MLB will allow players to use PitchCom devices this season, according to ESPN.
What is PitchCom, exactly? It’s basically a high-tech version of the play call wristband quarterbacks wear.
Using a pad with buttons on the wrist of the gloved hand, a catcher can signal pitches — pitch type and location — directly to the pitcher through a listening device.
Up to three teammates of the pitcher and catcher will also have access to the signals, aiding fielders in positioning.
The main motivation is to protect against sign-stealing and gain more distance from the subsequent scandals that have plagued the sport for years now. But the new accommodation could have a secondary benefit: Increasing pace of play, which is up there with climate change among the long-running challenges of the nation.
USA Today reports about half the big league clubs are expected to use PitchCom. The Yankees are expected to be one of them as they further embrace their role as the self-appointed keepers of the anti-cheating flame.
“I think it was great,” righty Luis Severino told reporters after using it during a spring training appearance last weekend. “I was a little doubtful at the beginning, but when we started using it, it was really good — with a man on second, too. I would definitely like to use it in my first start [of the regular season]. … You know what pitch you’re going to throw right away.”
Added Aaron Boone during a YES hit: “It went really well. We really liked it. We want all of our guys to use it as much as they can. We’ll see. But I would say the early returns are we think it’s something that can be a real positive.”
This will be portrayed as some huge scientific revolution for baseball, but it’s really not. High school and college teams have been giving signs like this for a while, albeit without such a sophisticated setup. But we do have one question: Why, exactly, does this system involve any sort of audio? Can’t it just spell out the signs like a text message?
The voice component feels like the next inevitable area to be exploited. Some enterprising team is going to figure out how to intercept the calls.
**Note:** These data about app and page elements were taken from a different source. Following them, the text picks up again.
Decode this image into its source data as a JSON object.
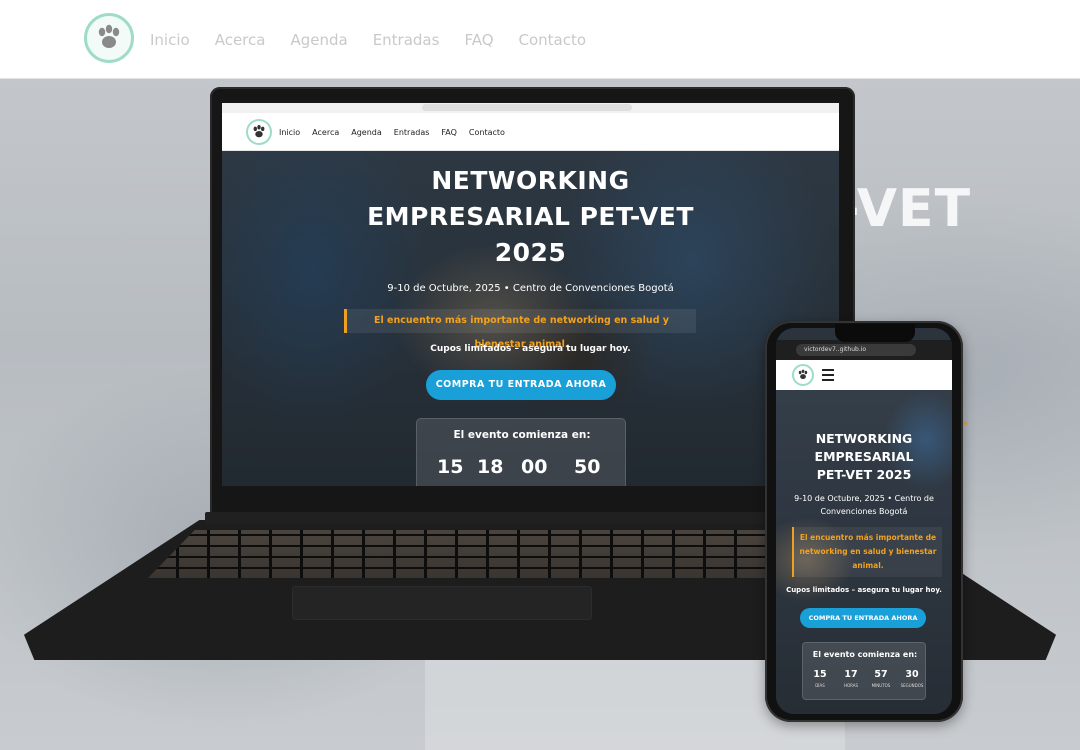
{
  "nav": {
    "items": [
      "Inicio",
      "Acerca",
      "Agenda",
      "Entradas",
      "FAQ",
      "Contacto"
    ]
  },
  "background": {
    "title_fragment": "-VET",
    "countdown": [
      "15",
      "18",
      "00",
      "50"
    ]
  },
  "laptop": {
    "nav_items": [
      "Inicio",
      "Acerca",
      "Agenda",
      "Entradas",
      "FAQ",
      "Contacto"
    ],
    "title_lines": [
      "NETWORKING",
      "EMPRESARIAL PET-VET",
      "2025"
    ],
    "date": "9-10 de Octubre, 2025 • Centro de Convenciones Bogotá",
    "highlight": "El encuentro más importante de networking en salud y bienestar animal.",
    "limited": "Cupos limitados – asegura tu lugar hoy.",
    "cta": "COMPRA TU ENTRADA AHORA",
    "countdown_title": "El evento comienza en:",
    "countdown": [
      "15",
      "18",
      "00",
      "50"
    ]
  },
  "phone": {
    "url": "victordev7..github.io",
    "title_lines": [
      "NETWORKING",
      "EMPRESARIAL",
      "PET-VET 2025"
    ],
    "date": "9-10 de Octubre, 2025 • Centro de Convenciones Bogotá",
    "highlight": "El encuentro más importante de networking en salud y bienestar animal.",
    "limited": "Cupos limitados – asegura tu lugar hoy.",
    "cta": "COMPRA TU ENTRADA AHORA",
    "countdown_title": "El evento comienza en:",
    "countdown": [
      {
        "value": "15",
        "label": "DÍAS"
      },
      {
        "value": "17",
        "label": "HORAS"
      },
      {
        "value": "57",
        "label": "MINUTOS"
      },
      {
        "value": "30",
        "label": "SEGUNDOS"
      }
    ]
  },
  "colors": {
    "accent_blue": "#1aa0d8",
    "accent_orange": "#f2a21e",
    "logo_ring": "#9fdcc6"
  },
  "icons": [
    "paw-logo-icon",
    "hamburger-menu-icon"
  ]
}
Or interfere with them so pitchers can’t hear them (or hear the wrong ones). You can apparently custom record calls. What if someone hacks the Yankees and does a great Kyle Higashioka impersonation?